=== Supplied records ===

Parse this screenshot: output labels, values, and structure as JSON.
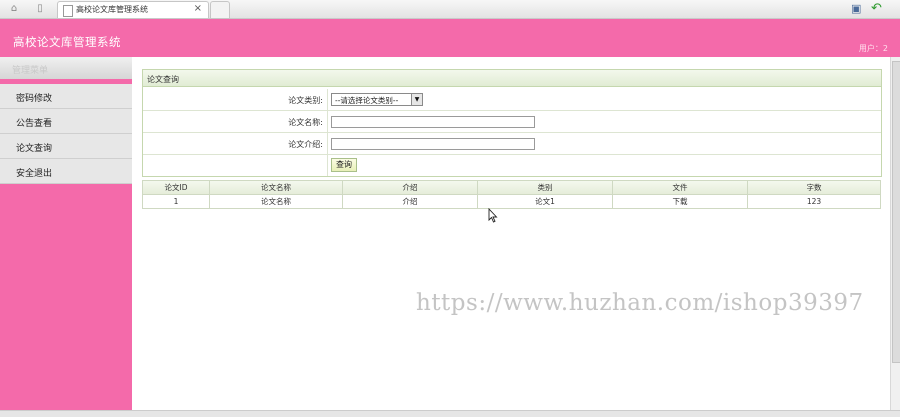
{
  "browser": {
    "tab_title": "高校论文库管理系统",
    "tab_close": "×",
    "icons": [
      "home-icon",
      "page-icon",
      "document-icon",
      "bookmark-icon",
      "back-arrow-icon"
    ]
  },
  "app": {
    "title": "高校论文库管理系统",
    "status": "用户：2",
    "colors": {
      "brand_pink": "#f46aaa",
      "panel_green": "#c5d7ae"
    }
  },
  "sidebar": {
    "header": "管理菜单",
    "items": [
      {
        "label": "密码修改"
      },
      {
        "label": "公告查看"
      },
      {
        "label": "论文查询"
      },
      {
        "label": "安全退出"
      }
    ]
  },
  "search": {
    "title": "论文查询",
    "category_label": "论文类别:",
    "category_selected": "--请选择论文类别--",
    "name_label": "论文名称:",
    "name_value": "",
    "intro_label": "论文介绍:",
    "intro_value": "",
    "query_button": "查询"
  },
  "results": {
    "columns": [
      "论文ID",
      "论文名称",
      "介绍",
      "类别",
      "文件",
      "字数"
    ],
    "rows": [
      [
        "1",
        "论文名称",
        "介绍",
        "论文1",
        "下载",
        "123"
      ]
    ]
  },
  "watermark": "https://www.huzhan.com/ishop39397"
}
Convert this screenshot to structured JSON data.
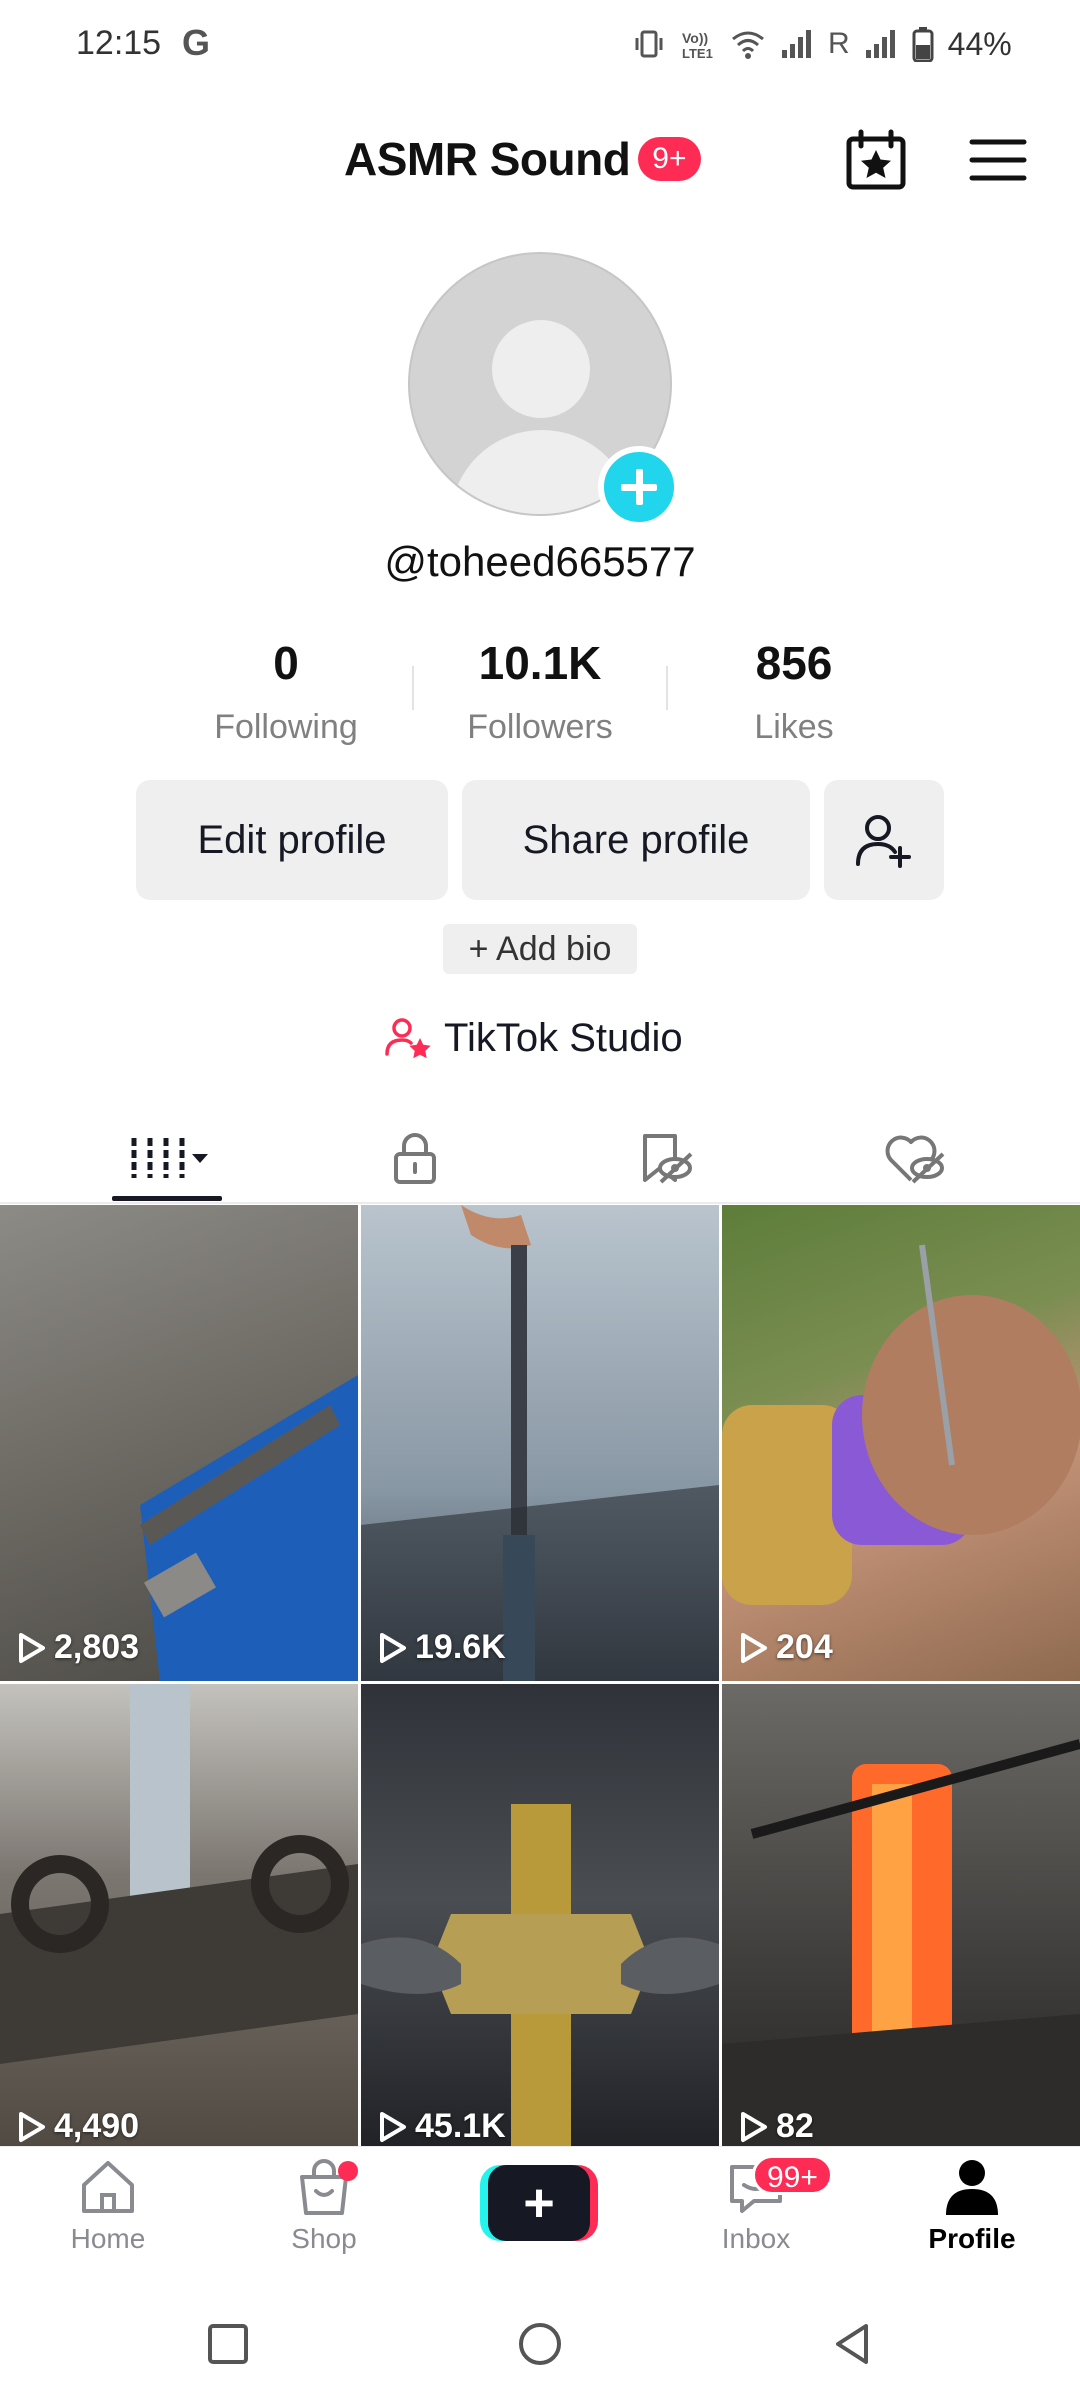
{
  "status_bar": {
    "time": "12:15",
    "g_icon": "G",
    "network": "R",
    "battery": "44%"
  },
  "header": {
    "title": "ASMR Sound",
    "badge": "9+"
  },
  "profile": {
    "username": "@toheed665577"
  },
  "stats": {
    "following_value": "0",
    "following_label": "Following",
    "followers_value": "10.1K",
    "followers_label": "Followers",
    "likes_value": "856",
    "likes_label": "Likes"
  },
  "actions": {
    "edit_profile": "Edit profile",
    "share_profile": "Share profile",
    "add_bio": "+ Add bio"
  },
  "studio": {
    "label": "TikTok Studio"
  },
  "tabs": [
    {
      "name": "videos",
      "icon": "grid-icon",
      "active": true
    },
    {
      "name": "private",
      "icon": "lock-icon",
      "active": false
    },
    {
      "name": "favorites",
      "icon": "bookmark-hidden-icon",
      "active": false
    },
    {
      "name": "liked",
      "icon": "heart-hidden-icon",
      "active": false
    }
  ],
  "videos": [
    {
      "views": "2,803"
    },
    {
      "views": "19.6K"
    },
    {
      "views": "204"
    },
    {
      "views": "4,490"
    },
    {
      "views": "45.1K"
    },
    {
      "views": "82"
    }
  ],
  "bottom_nav": {
    "home": "Home",
    "shop": "Shop",
    "create": "+",
    "inbox": "Inbox",
    "inbox_badge": "99+",
    "profile": "Profile"
  },
  "colors": {
    "accent_red": "#fe2c55",
    "accent_cyan": "#25f4ee",
    "avatar_add": "#20d5ec",
    "text_primary": "#161823",
    "text_secondary": "#808080"
  }
}
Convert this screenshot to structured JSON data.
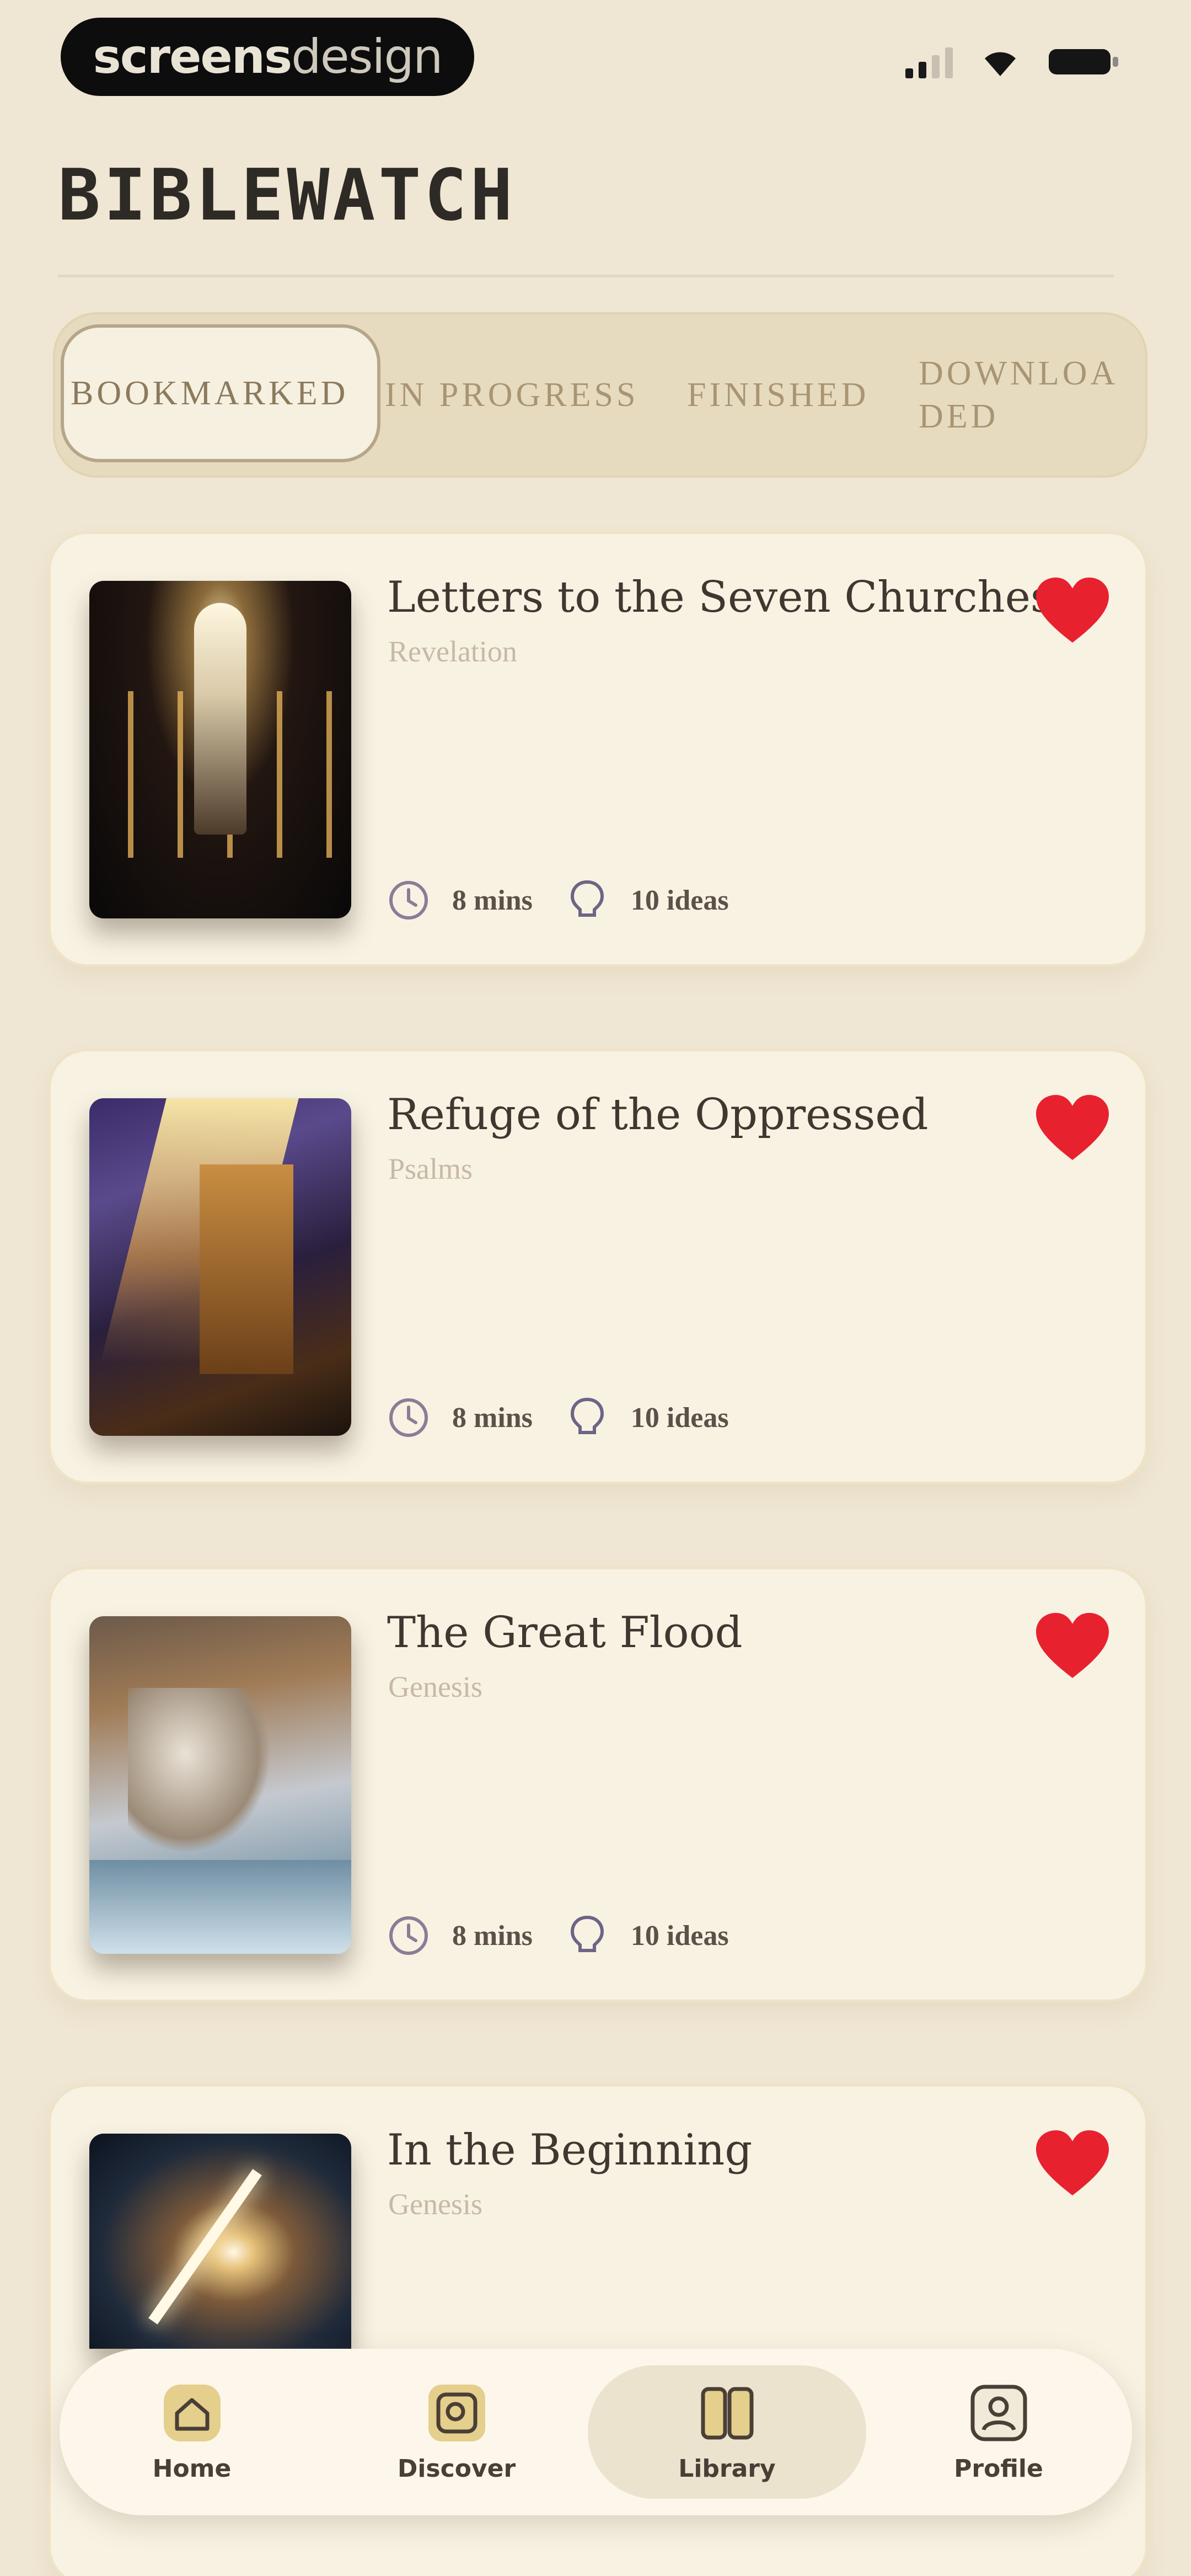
{
  "status_bar": {
    "brand_bold": "screens",
    "brand_light": "design",
    "icons": [
      "signal-icon",
      "wifi-icon",
      "battery-icon"
    ]
  },
  "header": {
    "title": "BIBLEWATCH"
  },
  "tabs": [
    {
      "label": "BOOKMARKED",
      "active": true
    },
    {
      "label": "IN PROGRESS",
      "active": false
    },
    {
      "label": "FINISHED",
      "active": false
    },
    {
      "label": "DOWNLOADED",
      "active": false
    }
  ],
  "cards": [
    {
      "title": "Letters to the Seven Churches",
      "book": "Revelation",
      "duration": "8 mins",
      "ideas": "10 ideas"
    },
    {
      "title": "Refuge of the Oppressed",
      "book": "Psalms",
      "duration": "8 mins",
      "ideas": "10 ideas"
    },
    {
      "title": "The Great Flood",
      "book": "Genesis",
      "duration": "8 mins",
      "ideas": "10 ideas"
    },
    {
      "title": "In the Beginning",
      "book": "Genesis"
    }
  ],
  "bottom_nav": [
    {
      "label": "Home",
      "icon": "home-icon",
      "active": false
    },
    {
      "label": "Discover",
      "icon": "discover-icon",
      "active": false
    },
    {
      "label": "Library",
      "icon": "library-icon",
      "active": true
    },
    {
      "label": "Profile",
      "icon": "profile-icon",
      "active": false
    }
  ],
  "colors": {
    "background": "#efe6d3",
    "card": "#f8f2e3",
    "heart": "#e8212f",
    "tab_bar": "#e7dbbf"
  }
}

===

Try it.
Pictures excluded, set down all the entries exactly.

Final answer.
Parse this screenshot: output labels, values, and structure as JSON.
{
  "browser": {
    "tab_title": "高校论文库管理系统",
    "tab_close": "×",
    "icons": [
      "home-icon",
      "page-icon",
      "document-icon",
      "bookmark-icon",
      "back-arrow-icon"
    ]
  },
  "app": {
    "title": "高校论文库管理系统",
    "status": "用户：2",
    "colors": {
      "brand_pink": "#f46aaa",
      "panel_green": "#c5d7ae"
    }
  },
  "sidebar": {
    "header": "管理菜单",
    "items": [
      {
        "label": "密码修改"
      },
      {
        "label": "公告查看"
      },
      {
        "label": "论文查询"
      },
      {
        "label": "安全退出"
      }
    ]
  },
  "search": {
    "title": "论文查询",
    "category_label": "论文类别:",
    "category_selected": "--请选择论文类别--",
    "name_label": "论文名称:",
    "name_value": "",
    "intro_label": "论文介绍:",
    "intro_value": "",
    "query_button": "查询"
  },
  "results": {
    "columns": [
      "论文ID",
      "论文名称",
      "介绍",
      "类别",
      "文件",
      "字数"
    ],
    "rows": [
      [
        "1",
        "论文名称",
        "介绍",
        "论文1",
        "下载",
        "123"
      ]
    ]
  },
  "watermark": "https://www.huzhan.com/ishop39397"
}
Convert this screenshot to structured JSON data.
{
  "status_bar": {
    "time": "12:15",
    "g_icon": "G",
    "network": "R",
    "battery": "44%"
  },
  "header": {
    "title": "ASMR Sound",
    "badge": "9+"
  },
  "profile": {
    "username": "@toheed665577"
  },
  "stats": {
    "following_value": "0",
    "following_label": "Following",
    "followers_value": "10.1K",
    "followers_label": "Followers",
    "likes_value": "856",
    "likes_label": "Likes"
  },
  "actions": {
    "edit_profile": "Edit profile",
    "share_profile": "Share profile",
    "add_bio": "+ Add bio"
  },
  "studio": {
    "label": "TikTok Studio"
  },
  "tabs": [
    {
      "name": "videos",
      "icon": "grid-icon",
      "active": true
    },
    {
      "name": "private",
      "icon": "lock-icon",
      "active": false
    },
    {
      "name": "favorites",
      "icon": "bookmark-hidden-icon",
      "active": false
    },
    {
      "name": "liked",
      "icon": "heart-hidden-icon",
      "active": false
    }
  ],
  "videos": [
    {
      "views": "2,803"
    },
    {
      "views": "19.6K"
    },
    {
      "views": "204"
    },
    {
      "views": "4,490"
    },
    {
      "views": "45.1K"
    },
    {
      "views": "82"
    }
  ],
  "bottom_nav": {
    "home": "Home",
    "shop": "Shop",
    "create": "+",
    "inbox": "Inbox",
    "inbox_badge": "99+",
    "profile": "Profile"
  },
  "colors": {
    "accent_red": "#fe2c55",
    "accent_cyan": "#25f4ee",
    "avatar_add": "#20d5ec",
    "text_primary": "#161823",
    "text_secondary": "#808080"
  }
}
Convert this screenshot to structured JSON data.
{
  "status_bar": {
    "brand_bold": "screens",
    "brand_light": "design",
    "icons": [
      "signal-icon",
      "wifi-icon",
      "battery-icon"
    ]
  },
  "header": {
    "title": "BIBLEWATCH"
  },
  "tabs": [
    {
      "label": "BOOKMARKED",
      "active": true
    },
    {
      "label": "IN PROGRESS",
      "active": false
    },
    {
      "label": "FINISHED",
      "active": false
    },
    {
      "label": "DOWNLOADED",
      "active": false
    }
  ],
  "cards": [
    {
      "title": "Letters to the Seven Churches",
      "book": "Revelation",
      "duration": "8 mins",
      "ideas": "10 ideas"
    },
    {
      "title": "Refuge of the Oppressed",
      "book": "Psalms",
      "duration": "8 mins",
      "ideas": "10 ideas"
    },
    {
      "title": "The Great Flood",
      "book": "Genesis",
      "duration": "8 mins",
      "ideas": "10 ideas"
    },
    {
      "title": "In the Beginning",
      "book": "Genesis"
    }
  ],
  "bottom_nav": [
    {
      "label": "Home",
      "icon": "home-icon",
      "active": false
    },
    {
      "label": "Discover",
      "icon": "discover-icon",
      "active": false
    },
    {
      "label": "Library",
      "icon": "library-icon",
      "active": true
    },
    {
      "label": "Profile",
      "icon": "profile-icon",
      "active": false
    }
  ],
  "colors": {
    "background": "#efe6d3",
    "card": "#f8f2e3",
    "heart": "#e8212f",
    "tab_bar": "#e7dbbf"
  }
}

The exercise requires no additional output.